5. Replace monitor.
A stuck pixel is easier to fix than a dead one because it still has a power source and you can return it to normal. However, not all methods are guaranteed to work because it ultimately depends on what is wrong with the pixel.
If none of this works, replace your monitor as a last resort.
Stuck pixels can peel off after a few hours. Some may take days or weeks, sometimes years, but you’re not going to wait that long for things to be settled.
If you don’t have the patience to wait, try the other methods below.
Run Dead Pixel Test
The Dead Pixel Test involves running the monitor in full screen mode using the Primary Color Picker or grayscale to identify a stuck pixel.
To do this, wipe the screen with a soft cloth, and then open the “Dead Pixel Test” site in your browser. Switch to full screen mode to take a close look at all test screens.
Use pressure and heat
Use pressure and heat
These are manual methods for removing stuck pixels through a combination of pressure and heat.
Before you start, turn off your monitor and use a damp cloth to apply pressure to the area where the pixel is stuck without touching other areas, as this may increase the number of pixelated pixels.
As you apply pressure, turn on the computer and screen, release the pressure, and check if the stuck pixel is gone. Usually, liquid in one or more subpixels passes through them, creating different colors and evenly distributing them.
The heating method is to apply a heated cloth to the stuck pixel for a few seconds and then turn off the monitor for up to 48 hours to allow the pixel to consume excess power and turn off.
Use third party Pixel flashing software
Using third-party software to flash Pixel
Stuck pixels are hardware issues, but you can get a program that can act as a dead pixel fixer to detach the pixel.
You can launch a stuck pixel and other pixels around it using software by cyclically changing the colors on the screen. The program constantly asks the pixel to change its color.
There are several options available, but you can try using software like JScreenFix, PixelHealer, or UndeadPixel to unpin the pixel.
JScreenFix can help you fix a stuck pixel, but it won’t help you find it. To use the software, open the site in a browser and click the blue Launch JScreenFix icon. A black square with many flashing pixels will appear in the browser window.
You can launch the window in full screen mode by clicking the green button in the lower right corner of the screen, drag the square to the area where the stuck pixel is, and leave it there for 10 minutes.
UndeadPixel is a Windows Dead Pixel Checker tool that can help you find a stuck pixel with its locator, which cycles through multiple colors on your screen. A blinking dot will appear, which you can drag onto the screen over the dead pixel and let it run for several hours.
You can also run an online monitor test to identify stuck pixels when checking the quality of your monitor. This test offers three modes in which you can check your screen for stuck pixels.
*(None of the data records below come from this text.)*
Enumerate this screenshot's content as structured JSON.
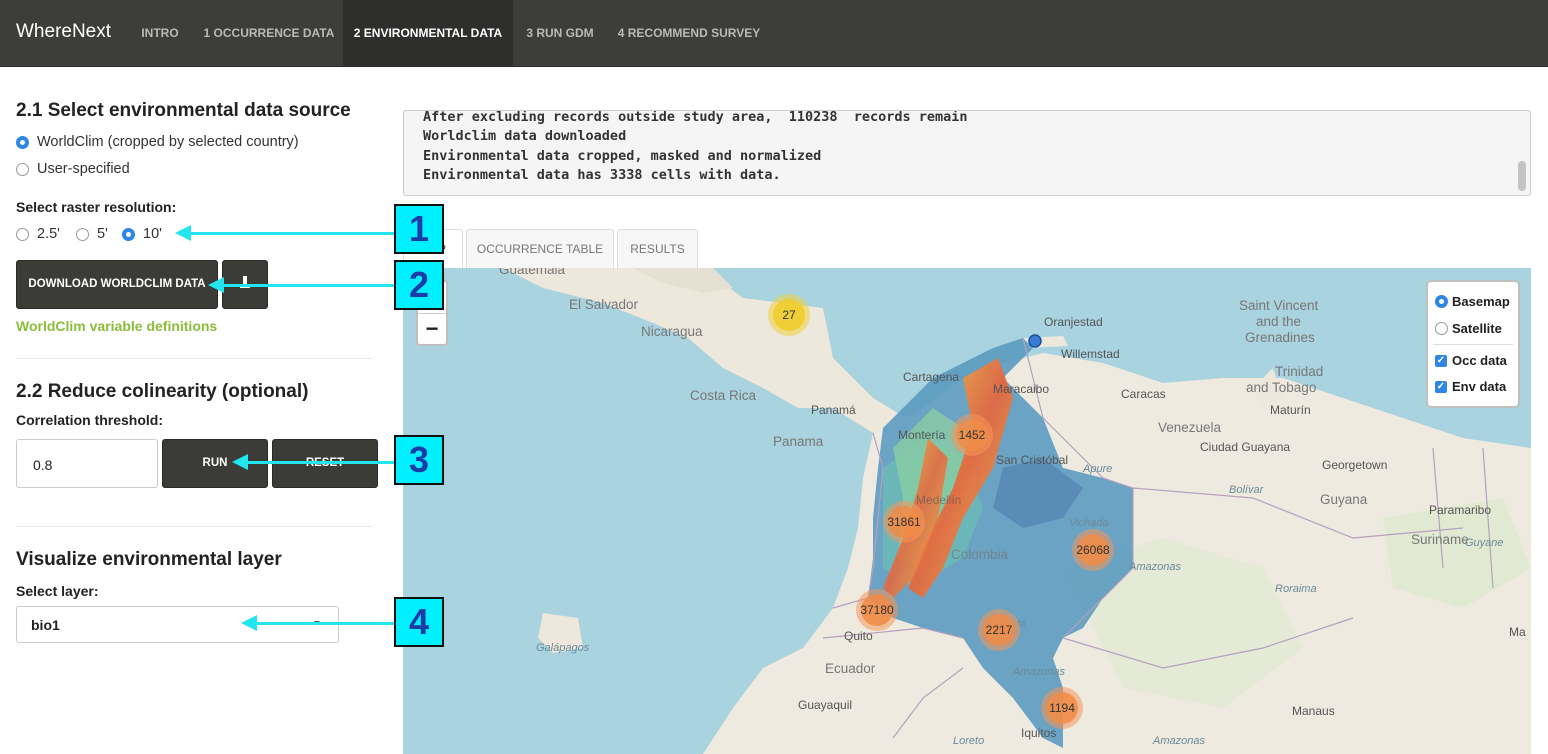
{
  "navbar": {
    "brand": "WhereNext",
    "items": [
      {
        "label": "INTRO"
      },
      {
        "label": "1 OCCURRENCE DATA"
      },
      {
        "label": "2 ENVIRONMENTAL DATA"
      },
      {
        "label": "3 RUN GDM"
      },
      {
        "label": "4 RECOMMEND SURVEY"
      }
    ]
  },
  "sidebar": {
    "section1_title": "2.1 Select environmental data source",
    "source_options": [
      "WorldClim (cropped by selected country)",
      "User-specified"
    ],
    "source_selected": "WorldClim (cropped by selected country)",
    "resolution_label": "Select raster resolution:",
    "resolution_options": [
      "2.5'",
      "5'",
      "10'"
    ],
    "resolution_selected": "10'",
    "download_button": "DOWNLOAD WORLDCLIM DATA",
    "download_icon": "download-icon",
    "definitions_link": "WorldClim variable definitions",
    "section2_title": "2.2 Reduce colinearity (optional)",
    "threshold_label": "Correlation threshold:",
    "threshold_value": "0.8",
    "run_button": "RUN",
    "reset_button": "RESET",
    "section3_title": "Visualize environmental layer",
    "layer_label": "Select layer:",
    "layer_value": "bio1"
  },
  "console": {
    "lines": [
      "After excluding records outside study area,  110238  records remain",
      "Worldclim data downloaded",
      "Environmental data cropped, masked and normalized",
      "Environmental data has 3338 cells with data."
    ]
  },
  "tabs": [
    {
      "label": "MAP"
    },
    {
      "label": "OCCURRENCE TABLE"
    },
    {
      "label": "RESULTS"
    }
  ],
  "map": {
    "zoom_in": "+",
    "zoom_out": "−",
    "layers": {
      "basemap": "Basemap",
      "satellite": "Satellite",
      "occ": "Occ data",
      "env": "Env data",
      "selected_base": "Basemap",
      "occ_checked": true,
      "env_checked": true
    },
    "clusters": [
      "27",
      "1452",
      "31861",
      "26068",
      "37180",
      "2217",
      "1194"
    ],
    "labels": {
      "guatemala": "Guatemala",
      "el_salvador": "El Salvador",
      "nicaragua": "Nicaragua",
      "costa_rica": "Costa Rica",
      "panama_city": "Panamá",
      "panama": "Panama",
      "oranjestad": "Oranjestad",
      "willemstad": "Willemstad",
      "cartagena": "Cartagena",
      "maracaibo": "Maracaibo",
      "caracas": "Caracas",
      "maturin": "Maturín",
      "venezuela": "Venezuela",
      "ciudad_guayana": "Ciudad Guayana",
      "georgetown": "Georgetown",
      "guyana": "Guyana",
      "paramaribo": "Paramaribo",
      "suriname": "Suriname",
      "st_vincent_1": "Saint Vincent",
      "st_vincent_2": "and the",
      "st_vincent_3": "Grenadines",
      "trinidad_1": "Trinidad",
      "trinidad_2": "and Tobago",
      "monteria": "Montería",
      "san_cristobal": "San Cristóbal",
      "medellin": "Medellín",
      "colombia": "Colombia",
      "quito": "Quito",
      "ecuador": "Ecuador",
      "guayaquil": "Guayaquil",
      "iquitos": "Iquitos",
      "manaus": "Manaus",
      "ma": "Ma",
      "galapagos": "Galápagos",
      "apure": "Apure",
      "bolivar": "Bolívar",
      "vichada": "Vichada",
      "amazonas_1": "Amazonas",
      "amazonas_2": "Amazonas",
      "amazonas_3": "Amazonas",
      "roraima": "Roraima",
      "guyane": "Guyane",
      "caqueta": "Caquetá",
      "loreto": "Loreto"
    }
  },
  "callouts": [
    "1",
    "2",
    "3",
    "4"
  ],
  "colors": {
    "navbar": "#3d3d3a",
    "accent_blue": "#2f86e6",
    "link_green": "#8bbd3a",
    "callout_cyan": "#00f0ff",
    "sea": "#a9d3df"
  }
}
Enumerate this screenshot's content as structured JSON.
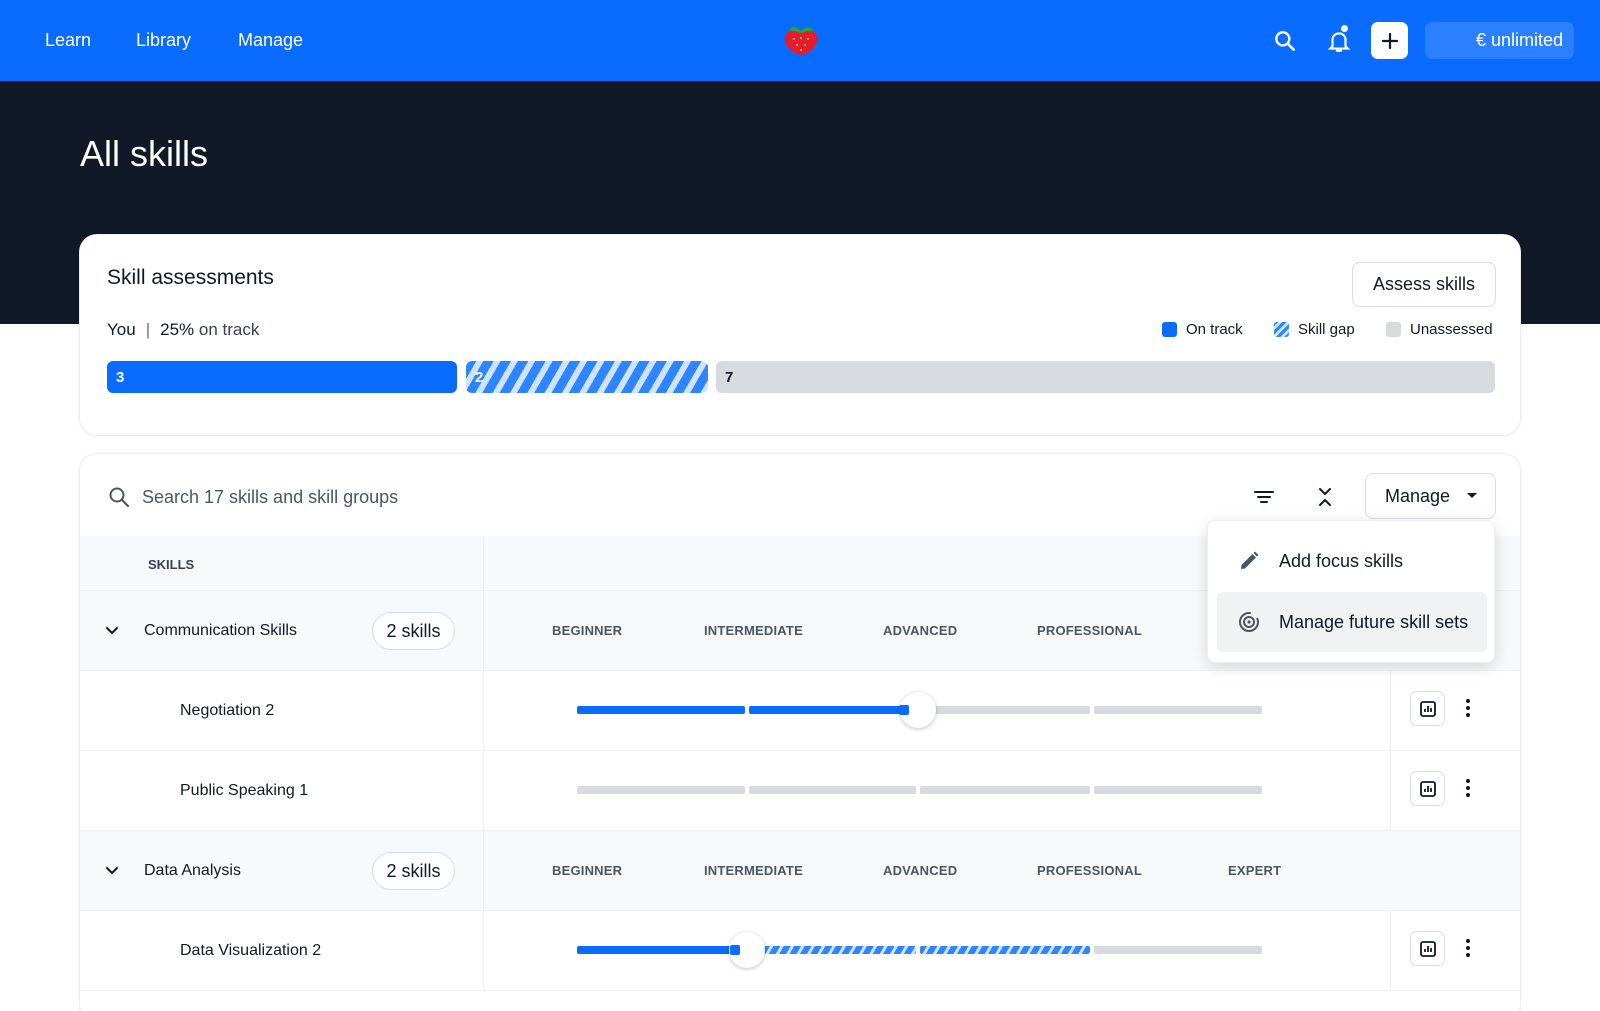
{
  "nav": {
    "links": [
      "Learn",
      "Library",
      "Manage"
    ],
    "unlimited_label": "€ unlimited"
  },
  "hero": {
    "title": "All skills"
  },
  "assessments": {
    "title": "Skill assessments",
    "assess_button": "Assess skills",
    "you_label": "You",
    "track_percent": "25%",
    "track_text": "on track",
    "legend": [
      "On track",
      "Skill gap",
      "Unassessed"
    ],
    "segments": {
      "on_track": "3",
      "skill_gap": "2",
      "unassessed": "7"
    }
  },
  "skills": {
    "search_placeholder": "Search 17 skills and skill groups",
    "manage_label": "Manage",
    "column_header": "SKILLS",
    "levels": [
      "BEGINNER",
      "INTERMEDIATE",
      "ADVANCED",
      "PROFESSIONAL",
      "EXPERT"
    ],
    "groups": [
      {
        "name": "Communication Skills",
        "count": "2 skills",
        "skills": [
          {
            "name": "Negotiation 2",
            "current_level": 2,
            "target_level": 2,
            "gap": false
          },
          {
            "name": "Public Speaking 1",
            "current_level": 0,
            "target_level": 0,
            "gap": false
          }
        ]
      },
      {
        "name": "Data Analysis",
        "count": "2 skills",
        "skills": [
          {
            "name": "Data Visualization 2",
            "current_level": 1,
            "target_level": 3,
            "gap": true
          }
        ]
      }
    ]
  },
  "menu": {
    "items": [
      "Add focus skills",
      "Manage future skill sets"
    ]
  },
  "colors": {
    "brand": "#0a6cff",
    "hero_bg": "#111827",
    "unassessed": "#d7dade"
  }
}
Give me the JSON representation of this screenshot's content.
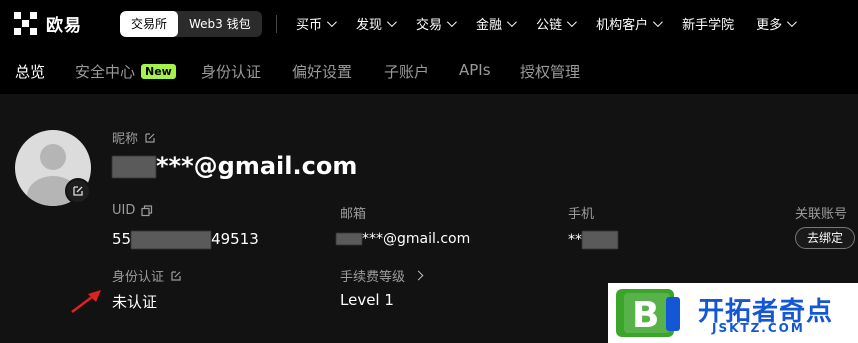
{
  "brand": {
    "name": "欧易"
  },
  "switcher": {
    "exchange": "交易所",
    "web3": "Web3 钱包"
  },
  "nav": [
    {
      "label": "买币",
      "dropdown": true
    },
    {
      "label": "发现",
      "dropdown": true
    },
    {
      "label": "交易",
      "dropdown": true
    },
    {
      "label": "金融",
      "dropdown": true
    },
    {
      "label": "公链",
      "dropdown": true
    },
    {
      "label": "机构客户",
      "dropdown": true
    },
    {
      "label": "新手学院",
      "dropdown": false
    },
    {
      "label": "更多",
      "dropdown": true
    }
  ],
  "tabs": {
    "overview": "总览",
    "security": "安全中心",
    "security_badge": "New",
    "identity": "身份认证",
    "preferences": "偏好设置",
    "subaccount": "子账户",
    "apis": "APIs",
    "authorization": "授权管理"
  },
  "profile": {
    "nickname_label": "昵称",
    "nickname_value": "***@gmail.com",
    "uid_label": "UID",
    "uid_prefix": "55",
    "uid_suffix": "49513",
    "email_label": "邮箱",
    "email_value": "***@gmail.com",
    "phone_label": "手机",
    "phone_value": "**",
    "linked_label": "关联账号",
    "unbind_button": "去绑定",
    "identity_label": "身份认证",
    "identity_value": "未认证",
    "fee_label": "手续费等级",
    "fee_value": "Level 1"
  },
  "watermark": {
    "title": "开拓者奇点",
    "subtitle": "JSKTZ.COM"
  },
  "colors": {
    "background": "#000000",
    "panel": "#121212",
    "badge_new": "#a6f24c",
    "annotation_arrow": "#e02020",
    "watermark_blue": "#1457d6",
    "watermark_green": "#3aa52a"
  }
}
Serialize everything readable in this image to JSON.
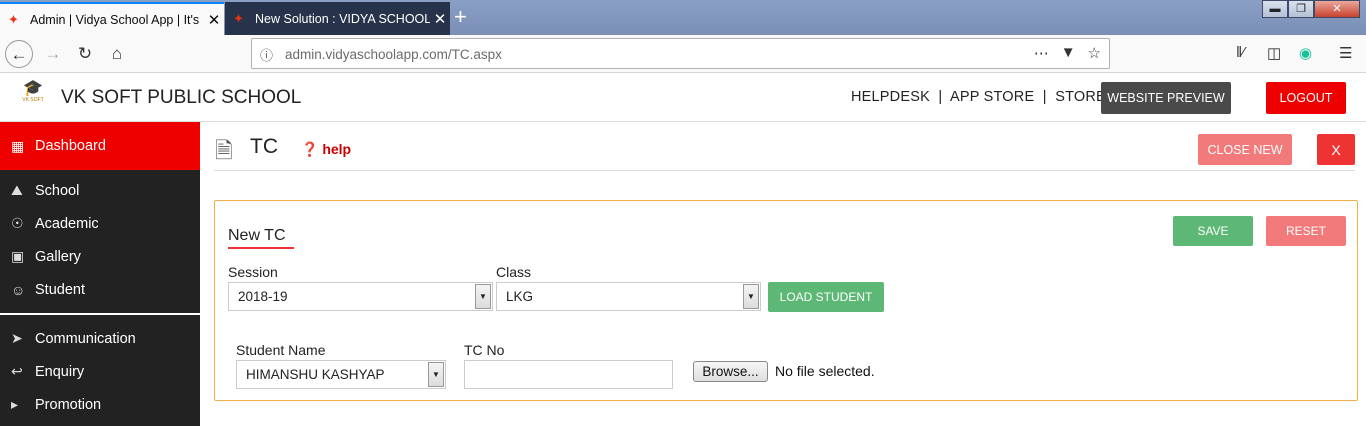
{
  "browser": {
    "tabs": [
      {
        "title": "Admin | Vidya School App | It's"
      },
      {
        "title": "New Solution : VIDYA SCHOOL"
      }
    ],
    "url": "admin.vidyaschoolapp.com/TC.aspx"
  },
  "header": {
    "school_name": "VK SOFT PUBLIC SCHOOL",
    "links": "HELPDESK  |  APP STORE  |  STORE",
    "website_preview": "WEBSITE PREVIEW",
    "logout": "LOGOUT"
  },
  "sidebar": {
    "items": [
      {
        "label": "Dashboard",
        "icon": "dashboard-icon"
      },
      {
        "label": "School",
        "icon": "school-icon"
      },
      {
        "label": "Academic",
        "icon": "globe-icon"
      },
      {
        "label": "Gallery",
        "icon": "image-icon"
      },
      {
        "label": "Student",
        "icon": "student-icon"
      },
      {
        "label": "Communication",
        "icon": "megaphone-icon"
      },
      {
        "label": "Enquiry",
        "icon": "reply-icon"
      },
      {
        "label": "Promotion",
        "icon": "bullhorn-icon"
      }
    ]
  },
  "page": {
    "title": "TC",
    "help": "help",
    "close_new": "CLOSE NEW",
    "close_x": "X"
  },
  "form": {
    "title": "New TC",
    "save": "SAVE",
    "reset": "RESET",
    "session_label": "Session",
    "session_value": "2018-19",
    "class_label": "Class",
    "class_value": "LKG",
    "load_student": "LOAD STUDENT",
    "student_name_label": "Student Name",
    "student_name_value": "HIMANSHU KASHYAP",
    "tc_no_label": "TC No",
    "tc_no_value": "",
    "browse": "Browse...",
    "file_status": "No file selected."
  },
  "colors": {
    "primary_red": "#ee0000",
    "success_green": "#5cb874",
    "light_red": "#f27a7a",
    "panel_border": "#f0ad4e",
    "sidebar_bg": "#222222"
  }
}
This is the last resort for fixing a stuck pixel if really needed. Most manufacturers offer repair or replacement warranties, so check your device’s warranty before taking this step.